All in all, the Afrikan Canadian writer and law school graduate Anthony Morgan sums up the essence and contribution of the organic intellectual Brother Charles Roach as a humanist and fighter for social justice:
‘He demonstrated that true love of and respect for self and community meant not disregarding one’s connection to a people that suffers from disproportionately high and chronic rates of unemployment, underemployment, poverty, glorified thuggery, academic under achievement, police surveillance and brutality, and incarceration. To the contrary, Roach remained ever cognizant of and engaged by the words of the great Caribbean-American writer and activist, Audre Lorde, who once said, “Your silence will not protect you.’ 
[i] Frantz Fanon, The Wretched of the Earth, (New York: Grove Press, 1963) 150.
[ii] Amilcar Cabral, “The Weapon of Theory”, Address delivered to the first Tricontinental Conference of the Peoples of Asia, Africa and Latin America held in Havana in January, 1966 http://goo.gl/tbj4I
[iii] The Desmond Tutu Peace Foundation, http://www.tutufoundation-usa.org/exhibitions.html
[iv] Peter Rosenthal and Vivian Pitchik, Charles Roach: Homage to a warrior, NOW, July 19-26, 2012, vol 31 no 47, http://goo.gl/9jH5B
[v] “Praxis is the process by which a theory, lesson, or skill is enacted, practiced, embodied, or realised. “Praxis” may also refer to the act of engaging, applying, exercising, realizing, or practicing ideas.” Retrieved from http://goo.gl/xmF3g
[vi] Lennox Farrell, “A tribute to ‘Canada’s first citizen’, Charley Roach,” Share, 3 Oct. 2012: http://goo.gl/bWZE5
[vii] Amilcar Cabral, “National Liberation and Culture,” Transition, 1974, 45: 13,http://goo.gl/KzSxP
[viii] Timothy Appleby, “Veteran civil rights lawyer dead at 79,” The Globe and Mail, 3 Oct. 2012: http://goo.gl/hfJ31
[ix] Peter Jackson, “The politics of the streets: A geography of Caribana,” Political Geography, March 1992, 11 (2): 133.
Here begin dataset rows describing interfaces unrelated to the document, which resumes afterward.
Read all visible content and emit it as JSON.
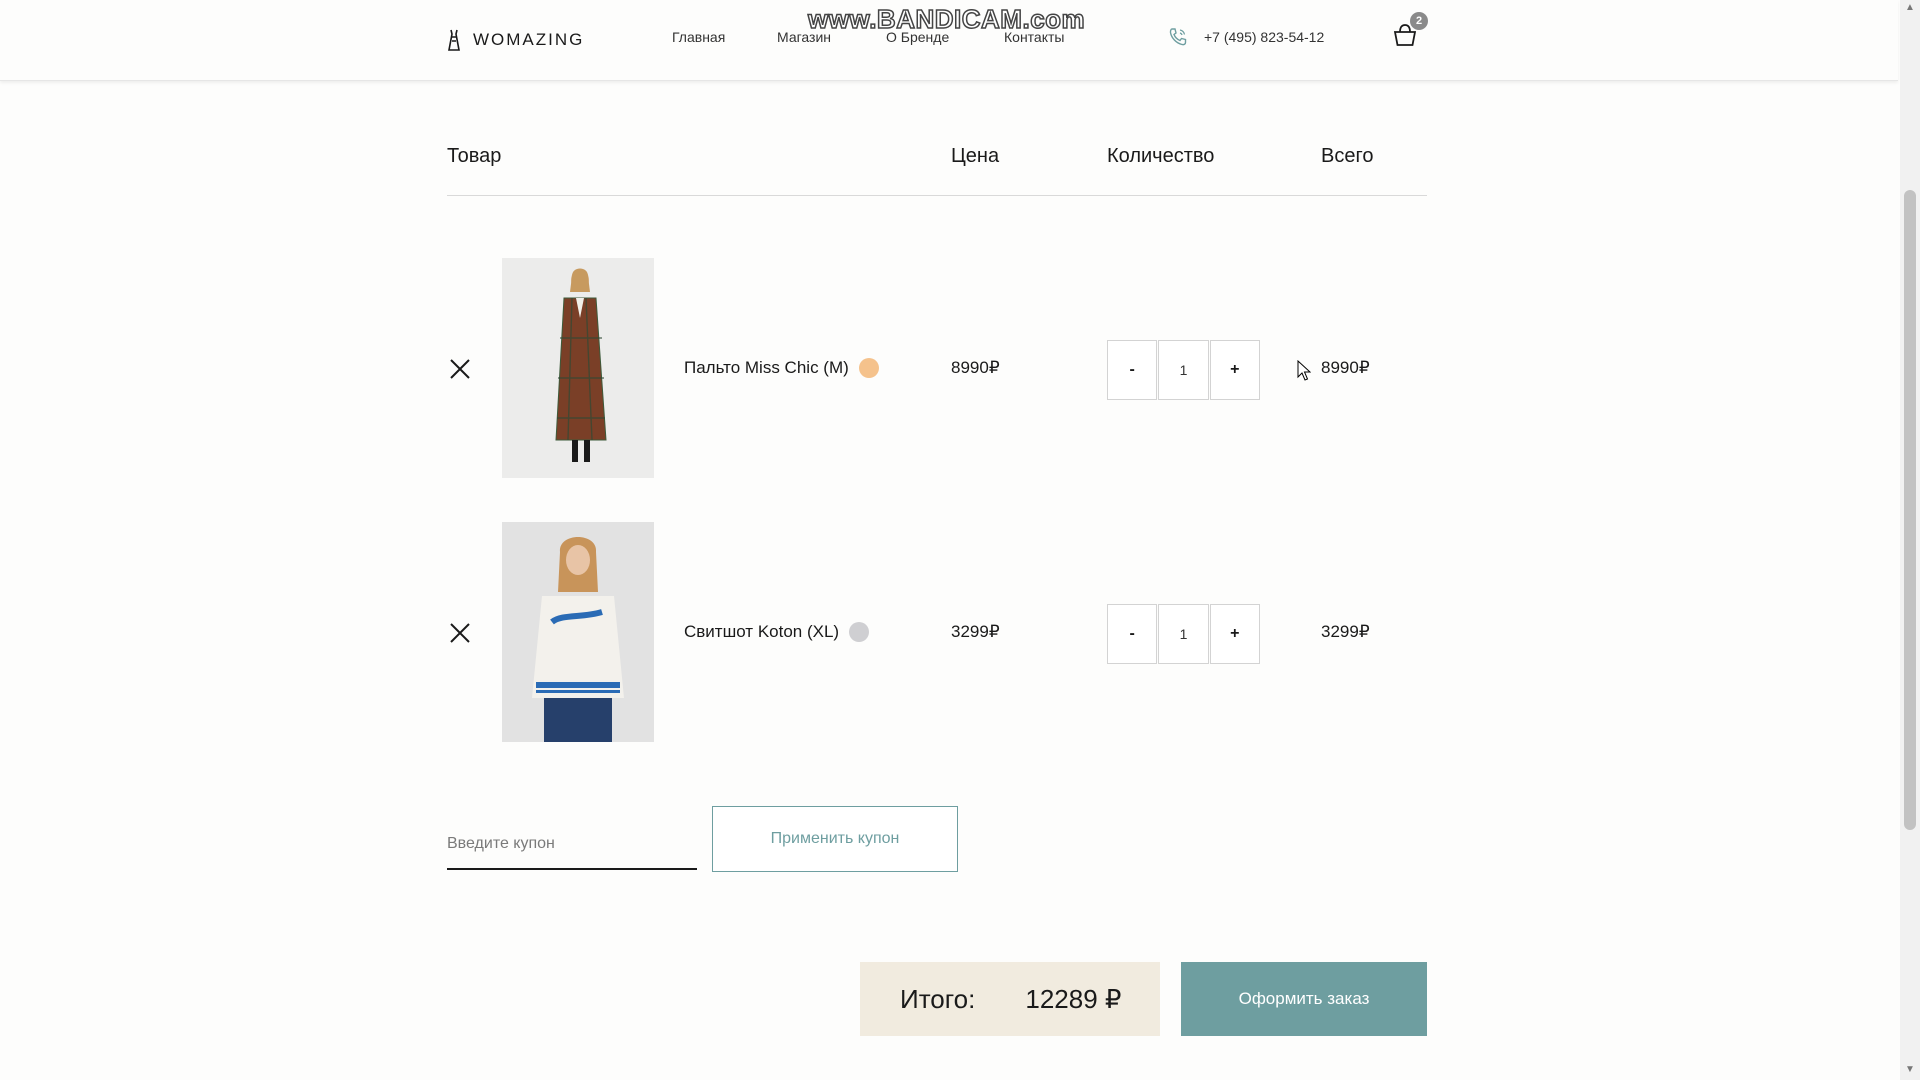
{
  "brand": {
    "name": "WOMAZING"
  },
  "watermark": "www.BANDICAM.com",
  "nav": [
    "Главная",
    "Магазин",
    "О Бренде",
    "Контакты"
  ],
  "contact": {
    "phone": "+7 (495) 823-54-12",
    "icon": "phone-icon"
  },
  "cart": {
    "count": "2",
    "icon": "cart-icon"
  },
  "table": {
    "headers": {
      "product": "Товар",
      "price": "Цена",
      "quantity": "Количество",
      "total": "Всего"
    }
  },
  "items": [
    {
      "name": "Пальто Miss Chic (M)",
      "color": "#f5c28c",
      "price": "8990₽",
      "quantity": "1",
      "total": "8990₽",
      "image": "coat-photo"
    },
    {
      "name": "Свитшот Koton (XL)",
      "color": "#cfcfd2",
      "price": "3299₽",
      "quantity": "1",
      "total": "3299₽",
      "image": "sweatshirt-photo"
    }
  ],
  "qty_buttons": {
    "minus": "-",
    "plus": "+"
  },
  "coupon": {
    "placeholder": "Введите купон",
    "apply_label": "Применить купон"
  },
  "summary": {
    "label": "Итого:",
    "amount": "12289 ₽"
  },
  "checkout_label": "Оформить заказ",
  "colors": {
    "accent": "#6e9ea0",
    "total_bg": "#f1ebdf"
  }
}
[x] Aisha Brown, “The king of pop’s progressive impact,” Examiner, 27, Jun. 2009:http://goo.gl/KseR0
[xi] Anthony Morgan, The Black Canadian activist who was never a citizen, The Huffington Post, 4, Oct. 2012: http://goo.gl/9n8ag